> [What you should do]
Repeat each entry in full, exactly.

> [Recorded data]
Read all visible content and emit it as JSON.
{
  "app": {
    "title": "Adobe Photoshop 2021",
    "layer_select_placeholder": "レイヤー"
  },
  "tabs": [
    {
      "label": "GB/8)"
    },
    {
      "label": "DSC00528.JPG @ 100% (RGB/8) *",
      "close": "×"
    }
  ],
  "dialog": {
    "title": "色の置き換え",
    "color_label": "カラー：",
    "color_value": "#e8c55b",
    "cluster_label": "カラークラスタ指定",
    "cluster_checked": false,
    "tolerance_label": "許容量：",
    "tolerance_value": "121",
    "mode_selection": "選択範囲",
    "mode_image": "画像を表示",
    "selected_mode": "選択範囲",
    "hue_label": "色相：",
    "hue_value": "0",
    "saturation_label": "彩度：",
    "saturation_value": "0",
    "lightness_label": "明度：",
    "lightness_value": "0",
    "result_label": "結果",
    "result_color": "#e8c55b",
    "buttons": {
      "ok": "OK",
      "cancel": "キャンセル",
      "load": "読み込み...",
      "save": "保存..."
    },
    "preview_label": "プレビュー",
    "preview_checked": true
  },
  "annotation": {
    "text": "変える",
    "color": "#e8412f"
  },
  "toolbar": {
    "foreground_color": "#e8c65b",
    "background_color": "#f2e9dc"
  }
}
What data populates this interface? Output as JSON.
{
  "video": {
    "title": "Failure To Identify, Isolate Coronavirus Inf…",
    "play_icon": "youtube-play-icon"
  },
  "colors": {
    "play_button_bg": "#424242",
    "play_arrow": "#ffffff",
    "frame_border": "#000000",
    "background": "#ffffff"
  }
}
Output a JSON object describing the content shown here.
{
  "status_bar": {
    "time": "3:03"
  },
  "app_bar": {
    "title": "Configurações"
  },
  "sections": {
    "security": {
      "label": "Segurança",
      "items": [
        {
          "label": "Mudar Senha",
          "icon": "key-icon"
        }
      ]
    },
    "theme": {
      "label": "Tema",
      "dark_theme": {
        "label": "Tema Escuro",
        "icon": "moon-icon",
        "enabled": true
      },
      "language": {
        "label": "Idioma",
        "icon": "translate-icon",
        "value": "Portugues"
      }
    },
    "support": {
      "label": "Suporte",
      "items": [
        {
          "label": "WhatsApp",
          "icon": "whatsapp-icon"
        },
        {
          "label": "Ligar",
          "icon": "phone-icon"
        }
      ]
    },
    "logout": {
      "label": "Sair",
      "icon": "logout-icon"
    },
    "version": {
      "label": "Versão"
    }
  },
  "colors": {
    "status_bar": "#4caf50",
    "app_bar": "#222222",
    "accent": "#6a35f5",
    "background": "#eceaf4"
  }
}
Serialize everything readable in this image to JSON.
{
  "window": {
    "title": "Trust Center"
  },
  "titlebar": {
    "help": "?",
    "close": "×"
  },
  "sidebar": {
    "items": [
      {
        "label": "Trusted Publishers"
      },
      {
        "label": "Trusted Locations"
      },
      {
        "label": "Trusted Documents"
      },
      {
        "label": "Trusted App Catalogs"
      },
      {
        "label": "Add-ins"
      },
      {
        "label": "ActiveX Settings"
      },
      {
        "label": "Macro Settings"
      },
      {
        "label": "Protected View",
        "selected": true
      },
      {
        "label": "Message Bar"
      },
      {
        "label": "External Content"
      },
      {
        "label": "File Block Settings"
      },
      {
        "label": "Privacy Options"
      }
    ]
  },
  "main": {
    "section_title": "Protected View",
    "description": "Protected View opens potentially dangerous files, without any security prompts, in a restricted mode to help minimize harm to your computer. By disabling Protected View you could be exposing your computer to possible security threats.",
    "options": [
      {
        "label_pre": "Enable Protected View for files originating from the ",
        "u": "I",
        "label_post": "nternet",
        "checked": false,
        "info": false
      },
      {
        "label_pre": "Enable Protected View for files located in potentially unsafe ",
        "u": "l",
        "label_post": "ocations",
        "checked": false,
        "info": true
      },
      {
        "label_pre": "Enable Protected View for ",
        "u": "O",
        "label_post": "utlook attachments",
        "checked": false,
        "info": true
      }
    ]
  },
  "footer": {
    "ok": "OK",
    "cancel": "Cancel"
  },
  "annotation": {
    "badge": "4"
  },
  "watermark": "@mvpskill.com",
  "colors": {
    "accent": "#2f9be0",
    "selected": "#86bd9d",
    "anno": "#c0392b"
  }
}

> [Exercise answer]
Read all visible content and emit it as JSON.
{
  "app": {
    "title": "Adobe Photoshop 2021",
    "layer_select_placeholder": "レイヤー"
  },
  "tabs": [
    {
      "label": "GB/8)"
    },
    {
      "label": "DSC00528.JPG @ 100% (RGB/8) *",
      "close": "×"
    }
  ],
  "dialog": {
    "title": "色の置き換え",
    "color_label": "カラー：",
    "color_value": "#e8c55b",
    "cluster_label": "カラークラスタ指定",
    "cluster_checked": false,
    "tolerance_label": "許容量：",
    "tolerance_value": "121",
    "mode_selection": "選択範囲",
    "mode_image": "画像を表示",
    "selected_mode": "選択範囲",
    "hue_label": "色相：",
    "hue_value": "0",
    "saturation_label": "彩度：",
    "saturation_value": "0",
    "lightness_label": "明度：",
    "lightness_value": "0",
    "result_label": "結果",
    "result_color": "#e8c55b",
    "buttons": {
      "ok": "OK",
      "cancel": "キャンセル",
      "load": "読み込み...",
      "save": "保存..."
    },
    "preview_label": "プレビュー",
    "preview_checked": true
  },
  "annotation": {
    "text": "変える",
    "color": "#e8412f"
  },
  "toolbar": {
    "foreground_color": "#e8c65b",
    "background_color": "#f2e9dc"
  }
}
What data populates this interface? Output as JSON.
{
  "video": {
    "title": "Failure To Identify, Isolate Coronavirus Inf…",
    "play_icon": "youtube-play-icon"
  },
  "colors": {
    "play_button_bg": "#424242",
    "play_arrow": "#ffffff",
    "frame_border": "#000000",
    "background": "#ffffff"
  }
}
Output a JSON object describing the content shown here.
{
  "status_bar": {
    "time": "3:03"
  },
  "app_bar": {
    "title": "Configurações"
  },
  "sections": {
    "security": {
      "label": "Segurança",
      "items": [
        {
          "label": "Mudar Senha",
          "icon": "key-icon"
        }
      ]
    },
    "theme": {
      "label": "Tema",
      "dark_theme": {
        "label": "Tema Escuro",
        "icon": "moon-icon",
        "enabled": true
      },
      "language": {
        "label": "Idioma",
        "icon": "translate-icon",
        "value": "Portugues"
      }
    },
    "support": {
      "label": "Suporte",
      "items": [
        {
          "label": "WhatsApp",
          "icon": "whatsapp-icon"
        },
        {
          "label": "Ligar",
          "icon": "phone-icon"
        }
      ]
    },
    "logout": {
      "label": "Sair",
      "icon": "logout-icon"
    },
    "version": {
      "label": "Versão"
    }
  },
  "colors": {
    "status_bar": "#4caf50",
    "app_bar": "#222222",
    "accent": "#6a35f5",
    "background": "#eceaf4"
  }
}
Serialize everything readable in this image to JSON.
{
  "window": {
    "title": "Trust Center"
  },
  "titlebar": {
    "help": "?",
    "close": "×"
  },
  "sidebar": {
    "items": [
      {
        "label": "Trusted Publishers"
      },
      {
        "label": "Trusted Locations"
      },
      {
        "label": "Trusted Documents"
      },
      {
        "label": "Trusted App Catalogs"
      },
      {
        "label": "Add-ins"
      },
      {
        "label": "ActiveX Settings"
      },
      {
        "label": "Macro Settings"
      },
      {
        "label": "Protected View",
        "selected": true
      },
      {
        "label": "Message Bar"
      },
      {
        "label": "External Content"
      },
      {
        "label": "File Block Settings"
      },
      {
        "label": "Privacy Options"
      }
    ]
  },
  "main": {
    "section_title": "Protected View",
    "description": "Protected View opens potentially dangerous files, without any security prompts, in a restricted mode to help minimize harm to your computer. By disabling Protected View you could be exposing your computer to possible security threats.",
    "options": [
      {
        "label_pre": "Enable Protected View for files originating from the ",
        "u": "I",
        "label_post": "nternet",
        "checked": false,
        "info": false
      },
      {
        "label_pre": "Enable Protected View for files located in potentially unsafe ",
        "u": "l",
        "label_post": "ocations",
        "checked": false,
        "info": true
      },
      {
        "label_pre": "Enable Protected View for ",
        "u": "O",
        "label_post": "utlook attachments",
        "checked": false,
        "info": true
      }
    ]
  },
  "footer": {
    "ok": "OK",
    "cancel": "Cancel"
  },
  "annotation": {
    "badge": "4"
  },
  "watermark": "@mvpskill.com",
  "colors": {
    "accent": "#2f9be0",
    "selected": "#86bd9d",
    "anno": "#c0392b"
  }
}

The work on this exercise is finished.